→ WHAT IS BEING ASKED
Every line in the data below that has the word "hotmail" should be returned.

##### EXTRACTED MATERIAL

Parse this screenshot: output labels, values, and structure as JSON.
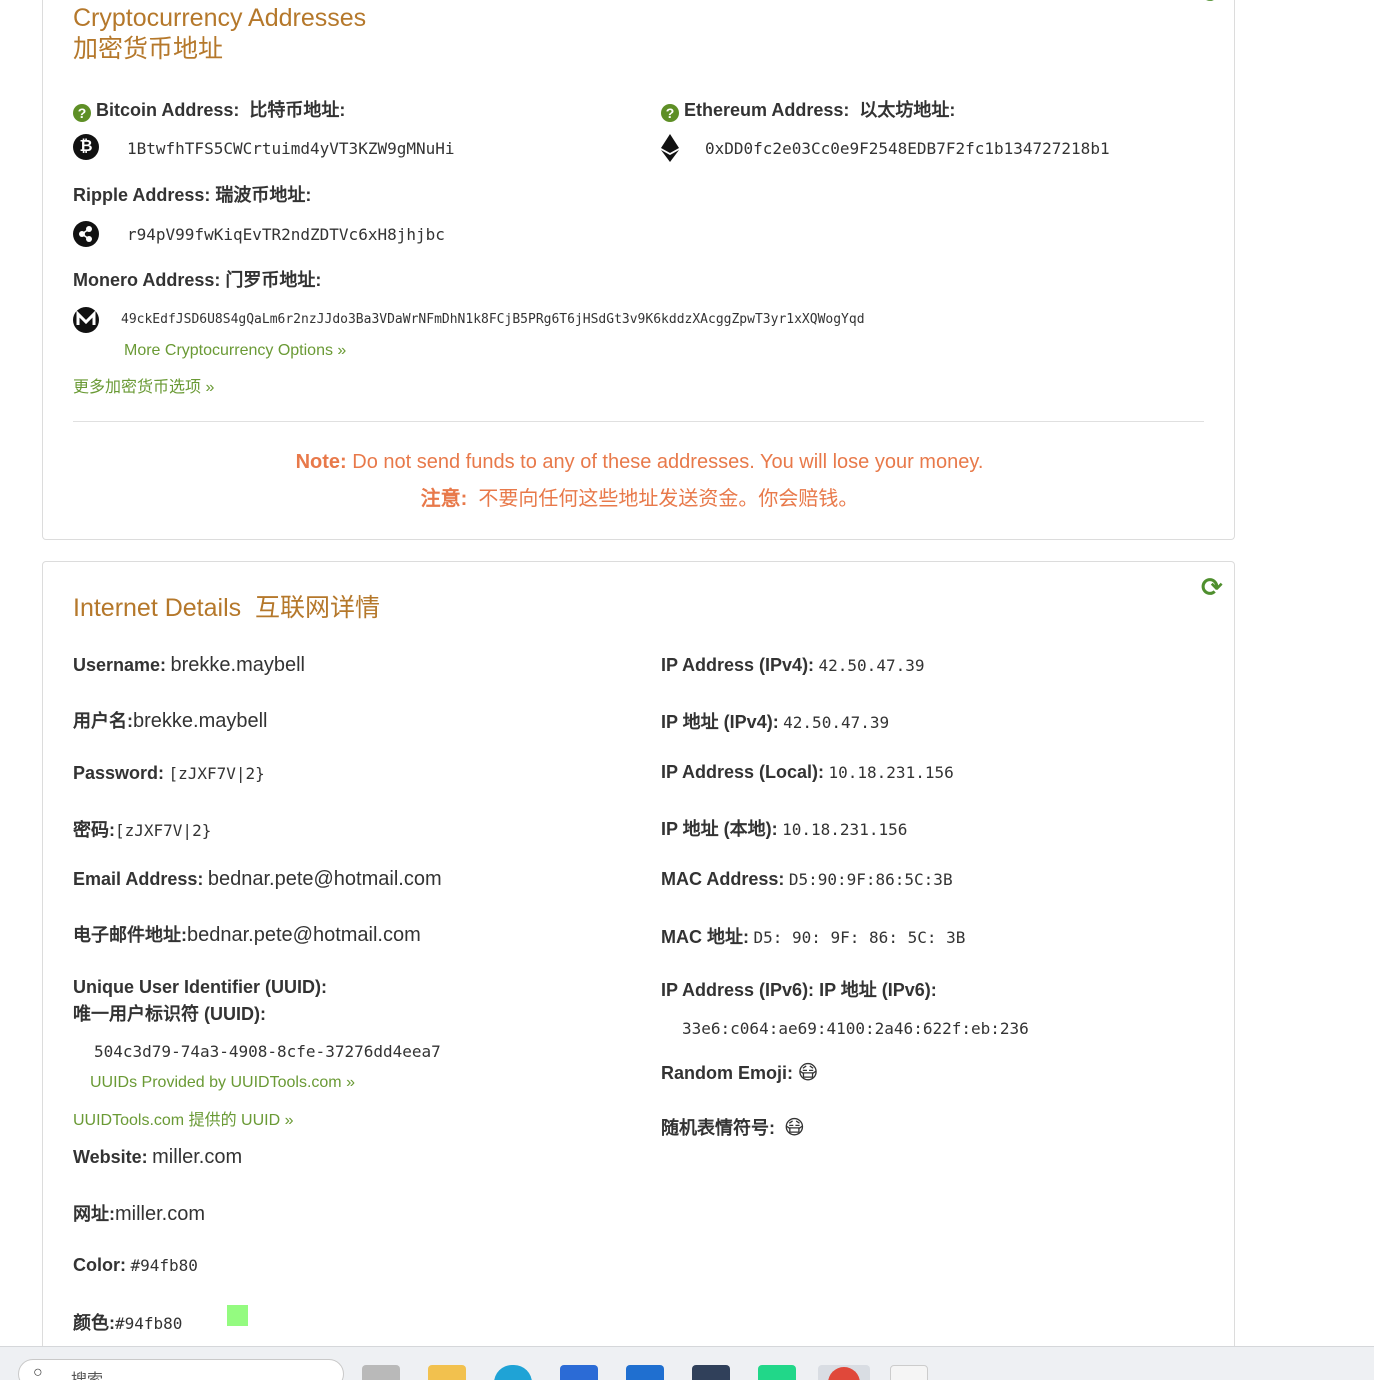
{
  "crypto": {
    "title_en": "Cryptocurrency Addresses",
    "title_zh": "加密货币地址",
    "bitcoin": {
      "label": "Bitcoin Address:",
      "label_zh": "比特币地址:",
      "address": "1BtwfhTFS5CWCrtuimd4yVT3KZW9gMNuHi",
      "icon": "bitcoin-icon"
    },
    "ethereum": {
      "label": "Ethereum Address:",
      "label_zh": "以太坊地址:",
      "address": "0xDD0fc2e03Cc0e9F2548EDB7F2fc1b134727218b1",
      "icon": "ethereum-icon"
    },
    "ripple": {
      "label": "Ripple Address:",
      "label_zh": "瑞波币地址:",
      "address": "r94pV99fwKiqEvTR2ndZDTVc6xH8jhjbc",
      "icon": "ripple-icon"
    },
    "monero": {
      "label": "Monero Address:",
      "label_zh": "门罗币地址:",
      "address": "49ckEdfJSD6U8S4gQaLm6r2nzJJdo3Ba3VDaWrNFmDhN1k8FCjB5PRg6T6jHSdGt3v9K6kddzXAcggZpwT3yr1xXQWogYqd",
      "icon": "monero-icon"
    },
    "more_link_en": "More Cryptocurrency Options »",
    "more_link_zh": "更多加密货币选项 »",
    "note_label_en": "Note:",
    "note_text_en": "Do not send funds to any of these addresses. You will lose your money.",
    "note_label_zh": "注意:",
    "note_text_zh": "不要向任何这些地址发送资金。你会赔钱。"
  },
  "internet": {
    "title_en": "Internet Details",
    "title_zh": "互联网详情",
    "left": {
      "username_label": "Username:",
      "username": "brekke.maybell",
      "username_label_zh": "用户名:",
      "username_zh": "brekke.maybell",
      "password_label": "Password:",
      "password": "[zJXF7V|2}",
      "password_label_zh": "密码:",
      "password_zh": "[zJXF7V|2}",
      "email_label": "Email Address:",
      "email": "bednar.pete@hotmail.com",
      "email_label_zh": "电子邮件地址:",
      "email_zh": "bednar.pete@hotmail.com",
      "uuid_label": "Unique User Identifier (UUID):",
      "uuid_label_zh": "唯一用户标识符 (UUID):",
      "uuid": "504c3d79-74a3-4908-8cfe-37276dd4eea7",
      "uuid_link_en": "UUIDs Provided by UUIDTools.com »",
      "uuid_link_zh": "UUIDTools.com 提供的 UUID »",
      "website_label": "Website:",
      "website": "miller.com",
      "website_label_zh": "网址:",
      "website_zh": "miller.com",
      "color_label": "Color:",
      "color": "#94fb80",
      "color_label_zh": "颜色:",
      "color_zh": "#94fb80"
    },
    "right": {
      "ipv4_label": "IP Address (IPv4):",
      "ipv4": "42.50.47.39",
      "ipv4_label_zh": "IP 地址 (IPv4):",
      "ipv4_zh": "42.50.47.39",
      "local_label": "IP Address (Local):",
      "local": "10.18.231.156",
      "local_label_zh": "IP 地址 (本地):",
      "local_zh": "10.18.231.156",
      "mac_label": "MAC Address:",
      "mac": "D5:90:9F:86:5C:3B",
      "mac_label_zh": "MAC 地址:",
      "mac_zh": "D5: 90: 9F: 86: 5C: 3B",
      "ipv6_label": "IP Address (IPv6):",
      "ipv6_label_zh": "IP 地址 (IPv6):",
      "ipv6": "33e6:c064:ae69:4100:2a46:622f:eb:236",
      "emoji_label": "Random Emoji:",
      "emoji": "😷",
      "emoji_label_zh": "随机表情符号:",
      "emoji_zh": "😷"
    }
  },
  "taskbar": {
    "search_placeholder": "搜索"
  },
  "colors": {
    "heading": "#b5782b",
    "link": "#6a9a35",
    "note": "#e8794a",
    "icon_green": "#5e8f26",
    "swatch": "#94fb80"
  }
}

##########
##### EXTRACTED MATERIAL

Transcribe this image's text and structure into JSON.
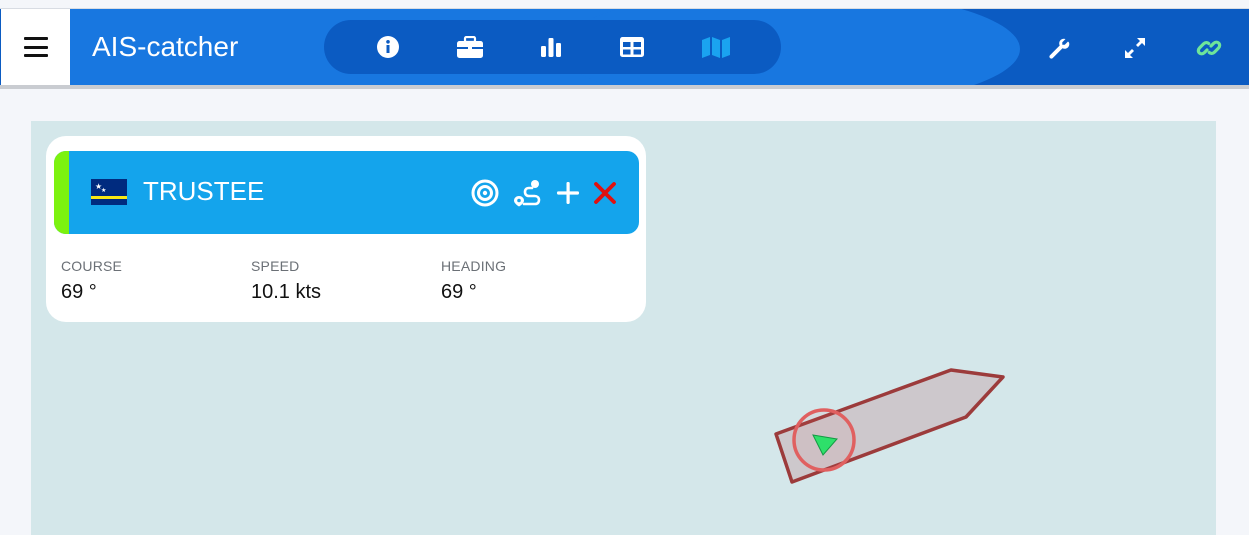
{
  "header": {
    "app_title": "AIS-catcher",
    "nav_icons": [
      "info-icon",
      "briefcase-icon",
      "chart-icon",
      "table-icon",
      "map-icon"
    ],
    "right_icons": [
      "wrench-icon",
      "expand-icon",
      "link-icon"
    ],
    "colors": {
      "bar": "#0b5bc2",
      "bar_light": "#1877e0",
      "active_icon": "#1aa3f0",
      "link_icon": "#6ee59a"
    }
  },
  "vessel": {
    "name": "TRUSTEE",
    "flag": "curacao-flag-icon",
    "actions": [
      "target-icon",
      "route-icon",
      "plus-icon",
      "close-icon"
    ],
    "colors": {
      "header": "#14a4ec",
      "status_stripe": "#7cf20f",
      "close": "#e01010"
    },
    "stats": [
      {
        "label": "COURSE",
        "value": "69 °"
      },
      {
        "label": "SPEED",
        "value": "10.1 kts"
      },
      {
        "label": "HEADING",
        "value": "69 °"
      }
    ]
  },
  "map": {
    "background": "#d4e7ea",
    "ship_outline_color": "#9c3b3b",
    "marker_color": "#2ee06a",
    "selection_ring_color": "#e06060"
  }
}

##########

→ SOLUTION
      "email": "bednar.pete@hotmail.com",
      "email_zh": "bednar.pete@hotmail.com",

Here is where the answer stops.